Want to harden the security on your server?  The first thing you should do is shut down any public services that you don't need.

To see the ports on which you are accepting connections (sshd, http, ftp, etc) , run "netstat -l" (-l for ports that are listening). 

You should be interested in both what ports are open, and on what addresses is your server listening.  e.g. listening on the localhost address is usually pretty harmless.  But you'd want to make sure that anything listening on a public (or *) IP address is supposed to be publicly accessible

If you see a port number that you don't recognise, run lsof | grep theportnumber.  This will tell you the process listening on this port.

The xinetd daemon controls a number of services (like FTP, pop3, et al.).  If you don't want them running a) shutdown xinetd or b) configure that service by editing the appropriate file in /etc/xinet.d/ and setting "disable = yes".

Tip: To quickly find enabled services, run: grep -i disable /etc/xinetd.d/* | grep -i no


Want to perform a security scan on your server?

Download and install nmap from Insecure.org.  e.g. rpm -Uvfh "http://nmap.org/dist/nmap-4.76-1.i386.rpm" Then run it against your server: nmap yourservername.com.  It will scan the most commonly used port numbers on your server and alert you to open ports.  Like this:
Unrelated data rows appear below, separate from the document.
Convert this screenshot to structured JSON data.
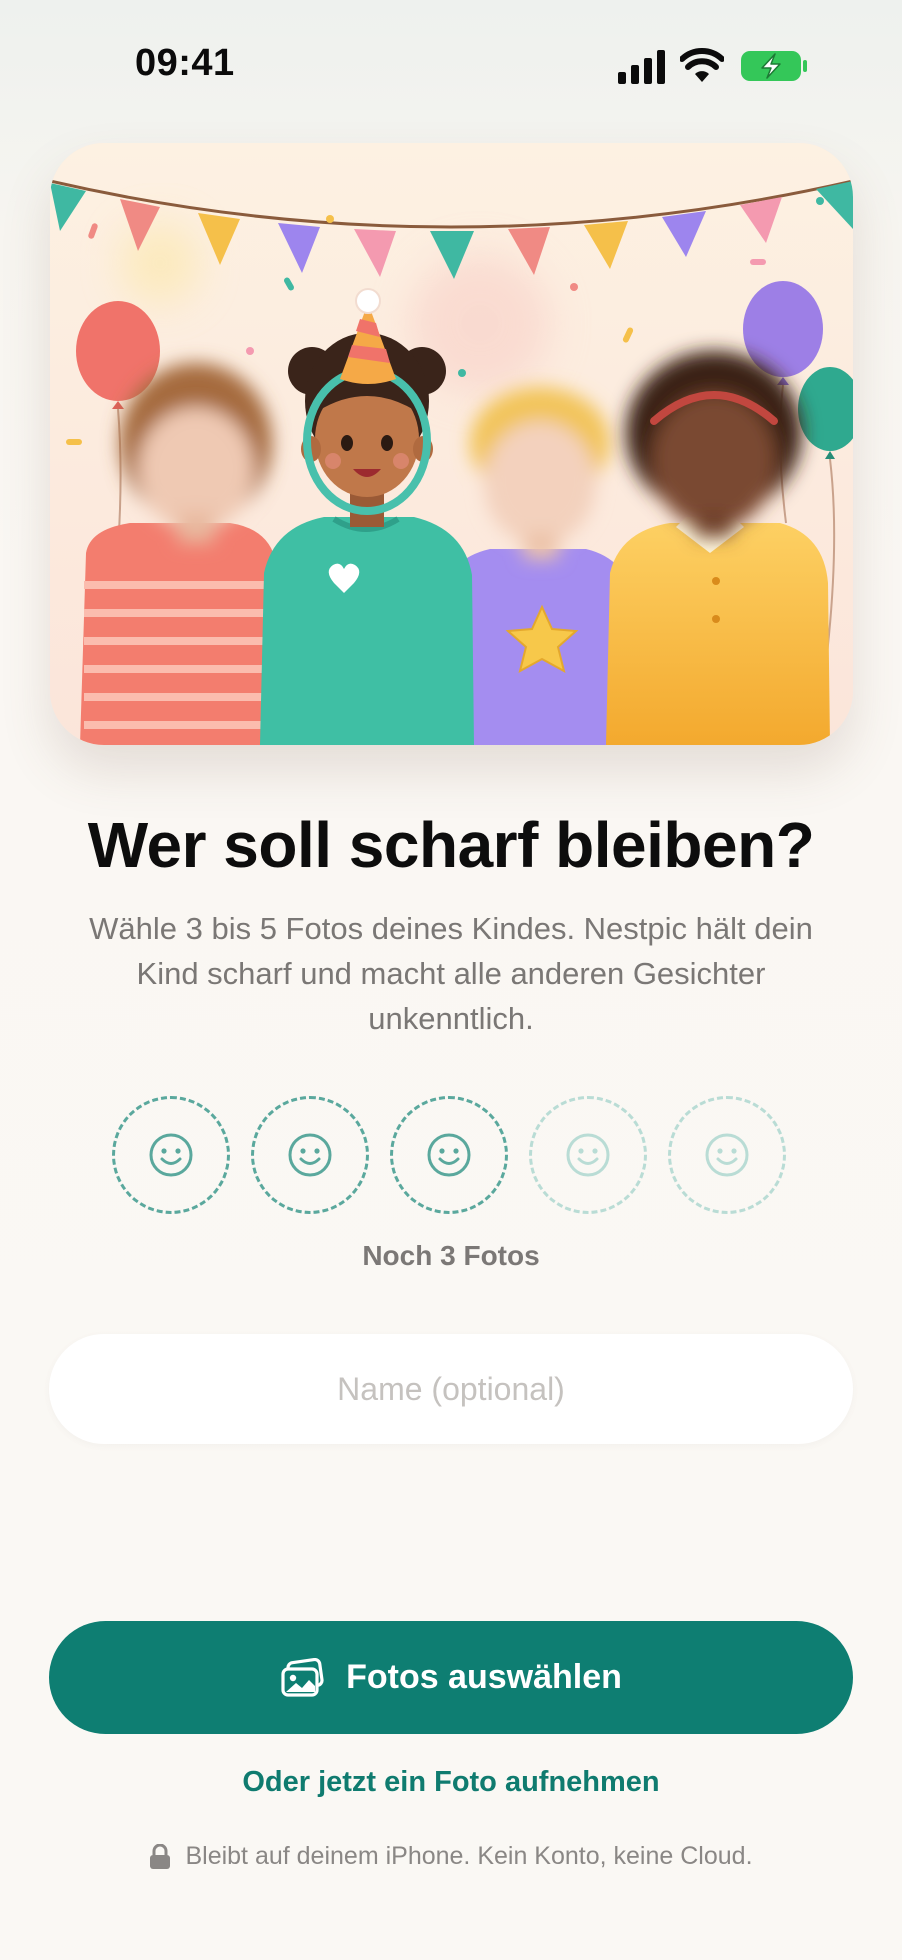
{
  "status_bar": {
    "time": "09:41",
    "icons": [
      "cellular-signal-icon",
      "wifi-icon",
      "battery-charging-icon"
    ],
    "battery_color": "#34c759"
  },
  "hero": {
    "illustration": "party-illustration",
    "description_icons": [
      "bunting-flags",
      "balloons",
      "confetti",
      "party-hat",
      "face-highlight-ring"
    ]
  },
  "title": "Wer soll scharf bleiben?",
  "subtitle": "Wähle 3 bis 5 Fotos deines Kindes. Nestpic hält dein Kind scharf und macht alle anderen Gesichter unkenntlich.",
  "photo_slots": [
    {
      "icon": "smiley-icon",
      "state": "required"
    },
    {
      "icon": "smiley-icon",
      "state": "required"
    },
    {
      "icon": "smiley-icon",
      "state": "required"
    },
    {
      "icon": "smiley-icon",
      "state": "optional"
    },
    {
      "icon": "smiley-icon",
      "state": "optional"
    }
  ],
  "remaining_text": "Noch 3 Fotos",
  "name_input": {
    "placeholder": "Name (optional)",
    "value": ""
  },
  "primary_button": {
    "label": "Fotos auswählen",
    "icon": "photos-icon"
  },
  "secondary_link": "Oder jetzt ein Foto aufnehmen",
  "privacy_note": {
    "icon": "lock-icon",
    "text": "Bleibt auf deinem iPhone. Kein Konto, keine Cloud."
  },
  "colors": {
    "accent": "#0e7e72",
    "accent_text": "#0f7b6f",
    "slot_border": "#5aa89d",
    "slot_border_dim": "#b9dcd5",
    "background": "#faf8f4"
  }
}
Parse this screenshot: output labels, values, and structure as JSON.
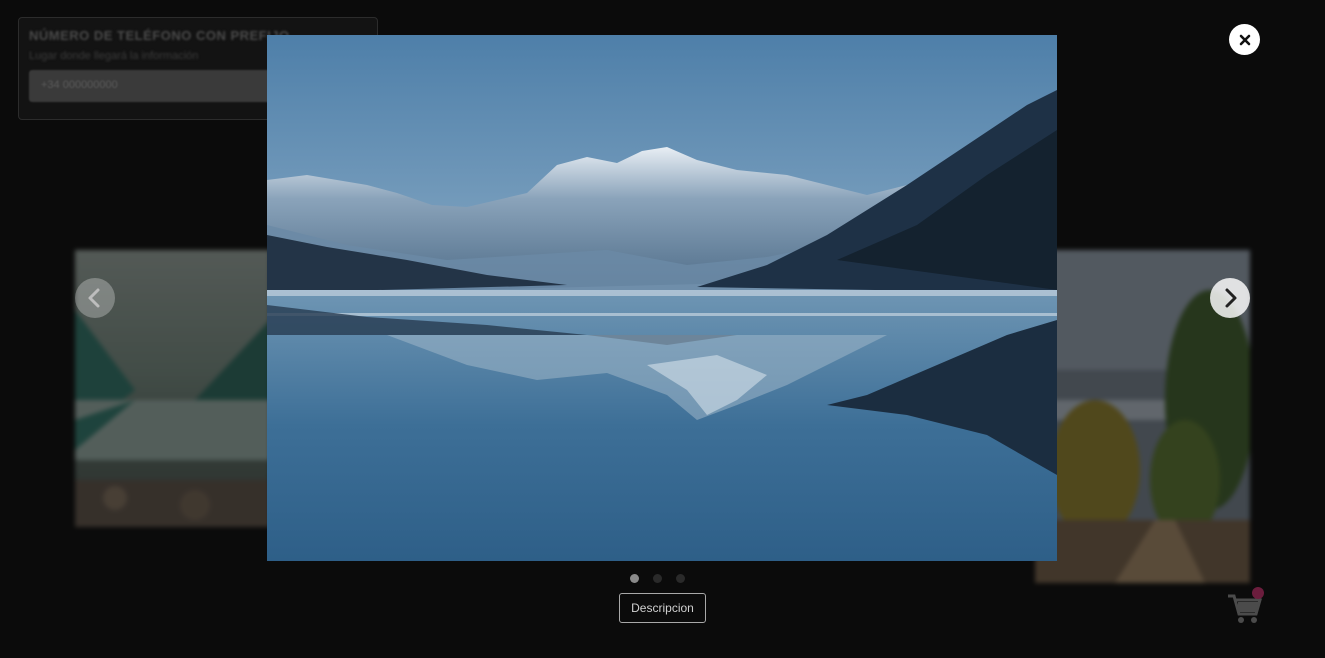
{
  "background_page": {
    "title": "NÚMERO DE TELÉFONO CON PREFIJO",
    "subtitle": "Lugar donde llegará la información",
    "input_placeholder": "+34 000000000"
  },
  "lightbox": {
    "close_icon": "close-icon",
    "prev_icon": "chevron-left-icon",
    "next_icon": "chevron-right-icon",
    "main_image": "mountain-lake-reflection",
    "left_preview_image": "misty-mountain-lake",
    "right_preview_image": "forest-path-trees",
    "dots": [
      {
        "active": true
      },
      {
        "active": false
      },
      {
        "active": false
      }
    ],
    "description_button": "Descripcion"
  },
  "cart": {
    "icon": "shopping-cart-icon",
    "badge_color": "#e0337a"
  }
}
Port       State       Service
21/tcp     open        ftp
22/tcp     open        ssh
25/tcp     open        smtp
80/tcp     open        http